Past European Parliament elections have been blighted by low turnout, with experts expecting an even further slump this time compared with 2004, when only 45.5% of voters went to the polls.
“I understand that people can feel tired of politics,” Czech Prime Minister Jan Fischer, whose country holds the rotating presidency of the EU, said on Wednesday.
“We often hear about a democratic deficit in the EU […] One cannot complain of the EU being undemocratic and at the same time refuse to go to the polls,” he said.
Dutch to lean right
Dutch turnout for the vote is expected to be extremely low, with a recent TNS poll reporting that only 30% of Dutch voters plan to participate in the election. At the 2004 European elections, 39% of the Dutch electorate cast their ballot, with just 30% voting in 1999.
Some 13 million Dutch and other European voters go to the polls in the Netherlands today to elect 25 members of the European Parliament. Despite calls to keep the results of the Dutch ballot secret until Sunday, as is legally required, exit polls will be published shortly after the polls close at 9pm.
Geert Wilders’s anti-Islamic Freedom Party (PVV) could very well outperform the Christian Democrats of Prime Minister Jan Peter Balkenende, according to recent opinion polls. The Dutch appetite for fringe parties was revealed in research conducted by 21minuten.nl, which reported that 54% of Dutch citizens would favour more restrictions on workers from other EU countries.
Yesterday (3 June), some 15,000 school pupils in 140 schools took part in mock elections to the EU assembly. The PVV emerged as the winner with 19.2% of the vote, followed by Labour on 18.6%, the right-wing Liberals and the Christian Democrats.
Lisbon Treaty rears its head
For British Prime Minister Gordon Brown, the election will be a test of his leadership, and a bad performance by his ruling Labour Party will increase pressure on him to quit.

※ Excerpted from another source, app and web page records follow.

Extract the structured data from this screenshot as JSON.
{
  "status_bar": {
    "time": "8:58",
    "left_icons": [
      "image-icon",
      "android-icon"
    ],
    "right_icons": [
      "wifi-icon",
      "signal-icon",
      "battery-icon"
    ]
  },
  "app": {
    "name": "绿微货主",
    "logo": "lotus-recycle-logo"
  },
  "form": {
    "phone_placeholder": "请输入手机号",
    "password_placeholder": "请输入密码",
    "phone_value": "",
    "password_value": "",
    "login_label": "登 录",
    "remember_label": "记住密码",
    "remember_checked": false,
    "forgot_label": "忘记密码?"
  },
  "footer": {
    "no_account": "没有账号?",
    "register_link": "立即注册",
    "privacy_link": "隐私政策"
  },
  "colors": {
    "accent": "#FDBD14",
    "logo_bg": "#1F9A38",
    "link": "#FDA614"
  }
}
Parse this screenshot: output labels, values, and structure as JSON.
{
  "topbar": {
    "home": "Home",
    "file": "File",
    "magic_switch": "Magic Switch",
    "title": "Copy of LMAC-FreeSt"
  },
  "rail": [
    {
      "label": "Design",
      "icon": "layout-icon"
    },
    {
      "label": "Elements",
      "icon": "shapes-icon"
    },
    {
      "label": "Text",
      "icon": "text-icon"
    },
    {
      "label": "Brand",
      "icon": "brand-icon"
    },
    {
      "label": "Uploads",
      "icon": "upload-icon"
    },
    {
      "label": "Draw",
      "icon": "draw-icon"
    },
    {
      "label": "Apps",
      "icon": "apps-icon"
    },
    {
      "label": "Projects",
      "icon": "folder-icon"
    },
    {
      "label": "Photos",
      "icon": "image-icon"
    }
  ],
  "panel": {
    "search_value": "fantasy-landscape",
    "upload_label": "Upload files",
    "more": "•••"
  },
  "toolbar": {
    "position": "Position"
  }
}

The European and local elections have been completely overshadowed by a parliamentary expenses scandal that has rocked the major parties (EURACTIV 03/06/09). Opposition leaders have openly urged voters to use the election to express their discontent with Brown’s government.
Philip Whyte, a political expert at the Centre for European Reform in London, said that one of the “big winners” from the scandal would be the UK Independence Party (UKIP), referring to the main British Eurosceptic party.
David Cameron, leader of the Conservative Party, tabled a bill in the UK parliament on Tuesday that would allow a referendum on the Lisbon Treaty to take place in the autumn. Although the bill is unlikely to pass, it signals the main opposition party’s increasingly Eurosceptic stance ahead of today’s election.
The vote will be keenly watched in Germany to assess the mood ahead of national elections in September, while analysts say French President Nicolas Sarkozy’s ruling conservatives could lose votes to the far-right.
The French president and German Chancellor Angela Merkel issued a joint statement last weekend urging voters to cast their ballot (EURACTIV 02/06/09). Analysts suggest that the main German parties are treating this week’s vote as a warm-up for September’s national election, something Merkel strongly rebuffs.
In Ireland, the governing Fianna Fáil party is expected to suffer setbacks, but it is not clear how well the Libertas party, which opposes the Lisbon Treaty, will fare.
A higher turnout is expected in Ireland this time around, with voters furious at the drastic downturn in the once much-celebrated Irish booming economy. The country’s GDP is expected to shrink by over 11% from 2008 through 2010, according to figures released by the Economic and Social Research Institute in Dublin.
The treaty, on which Ireland holds a referendum in the autumn, is intended to streamline decision-making in the EU and would give the Parliament more powers in setting legislation.
Unemployment in the 16 countries sharing the euro currency rose to 9.2% – a 10-year high – in April, and joint European efforts to tackle joblessness have had limited success. Some EU leaders fear rising poverty could trigger a social crisis.
(EURACTIV with Reuters.)